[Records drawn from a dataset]
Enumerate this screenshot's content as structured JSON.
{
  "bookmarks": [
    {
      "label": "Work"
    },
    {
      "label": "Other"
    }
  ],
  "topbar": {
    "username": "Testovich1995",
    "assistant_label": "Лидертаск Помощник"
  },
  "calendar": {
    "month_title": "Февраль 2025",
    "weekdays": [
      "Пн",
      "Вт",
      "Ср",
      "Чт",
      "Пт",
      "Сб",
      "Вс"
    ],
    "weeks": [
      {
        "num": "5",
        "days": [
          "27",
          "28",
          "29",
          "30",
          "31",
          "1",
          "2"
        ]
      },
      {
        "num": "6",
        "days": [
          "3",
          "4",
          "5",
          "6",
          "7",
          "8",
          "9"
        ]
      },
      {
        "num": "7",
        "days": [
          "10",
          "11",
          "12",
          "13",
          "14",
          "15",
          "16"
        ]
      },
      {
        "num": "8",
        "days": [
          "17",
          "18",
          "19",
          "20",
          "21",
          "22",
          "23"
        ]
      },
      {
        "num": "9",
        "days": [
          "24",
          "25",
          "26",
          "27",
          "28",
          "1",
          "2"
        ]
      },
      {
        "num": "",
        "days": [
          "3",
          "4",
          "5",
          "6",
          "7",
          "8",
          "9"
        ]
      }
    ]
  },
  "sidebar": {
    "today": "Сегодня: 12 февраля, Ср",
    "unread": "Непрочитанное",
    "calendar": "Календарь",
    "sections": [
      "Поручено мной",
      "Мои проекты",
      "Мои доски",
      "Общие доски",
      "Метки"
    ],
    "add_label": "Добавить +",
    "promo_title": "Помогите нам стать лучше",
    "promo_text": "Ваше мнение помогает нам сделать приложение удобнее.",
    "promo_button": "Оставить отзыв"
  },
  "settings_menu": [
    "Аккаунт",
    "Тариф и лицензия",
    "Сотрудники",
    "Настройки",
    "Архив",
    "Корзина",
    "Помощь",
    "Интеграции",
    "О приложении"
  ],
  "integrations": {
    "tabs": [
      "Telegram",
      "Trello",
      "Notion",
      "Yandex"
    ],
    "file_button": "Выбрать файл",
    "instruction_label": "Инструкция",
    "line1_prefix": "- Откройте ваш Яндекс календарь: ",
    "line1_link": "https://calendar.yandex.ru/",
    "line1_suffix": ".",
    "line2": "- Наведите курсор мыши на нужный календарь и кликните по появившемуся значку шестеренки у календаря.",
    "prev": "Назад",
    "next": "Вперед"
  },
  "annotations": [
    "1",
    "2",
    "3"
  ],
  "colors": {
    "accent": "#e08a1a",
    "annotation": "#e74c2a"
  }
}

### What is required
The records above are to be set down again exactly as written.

### Your response
Enumerate this screenshot's content as structured JSON.
{
  "bookmarks": [
    {
      "label": "Work"
    },
    {
      "label": "Other"
    }
  ],
  "topbar": {
    "username": "Testovich1995",
    "assistant_label": "Лидертаск Помощник"
  },
  "calendar": {
    "month_title": "Февраль 2025",
    "weekdays": [
      "Пн",
      "Вт",
      "Ср",
      "Чт",
      "Пт",
      "Сб",
      "Вс"
    ],
    "weeks": [
      {
        "num": "5",
        "days": [
          "27",
          "28",
          "29",
          "30",
          "31",
          "1",
          "2"
        ]
      },
      {
        "num": "6",
        "days": [
          "3",
          "4",
          "5",
          "6",
          "7",
          "8",
          "9"
        ]
      },
      {
        "num": "7",
        "days": [
          "10",
          "11",
          "12",
          "13",
          "14",
          "15",
          "16"
        ]
      },
      {
        "num": "8",
        "days": [
          "17",
          "18",
          "19",
          "20",
          "21",
          "22",
          "23"
        ]
      },
      {
        "num": "9",
        "days": [
          "24",
          "25",
          "26",
          "27",
          "28",
          "1",
          "2"
        ]
      },
      {
        "num": "",
        "days": [
          "3",
          "4",
          "5",
          "6",
          "7",
          "8",
          "9"
        ]
      }
    ]
  },
  "sidebar": {
    "today": "Сегодня: 12 февраля, Ср",
    "unread": "Непрочитанное",
    "calendar": "Календарь",
    "sections": [
      "Поручено мной",
      "Мои проекты",
      "Мои доски",
      "Общие доски",
      "Метки"
    ],
    "add_label": "Добавить +",
    "promo_title": "Помогите нам стать лучше",
    "promo_text": "Ваше мнение помогает нам сделать приложение удобнее.",
    "promo_button": "Оставить отзыв"
  },
  "settings_menu": [
    "Аккаунт",
    "Тариф и лицензия",
    "Сотрудники",
    "Настройки",
    "Архив",
    "Корзина",
    "Помощь",
    "Интеграции",
    "О приложении"
  ],
  "integrations": {
    "tabs": [
      "Telegram",
      "Trello",
      "Notion",
      "Yandex"
    ],
    "file_button": "Выбрать файл",
    "instruction_label": "Инструкция",
    "line1_prefix": "- Откройте ваш Яндекс календарь: ",
    "line1_link": "https://calendar.yandex.ru/",
    "line1_suffix": ".",
    "line2": "- Наведите курсор мыши на нужный календарь и кликните по появившемуся значку шестеренки у календаря.",
    "prev": "Назад",
    "next": "Вперед"
  },
  "annotations": [
    "1",
    "2",
    "3"
  ],
  "colors": {
    "accent": "#e08a1a",
    "annotation": "#e74c2a"
  }
}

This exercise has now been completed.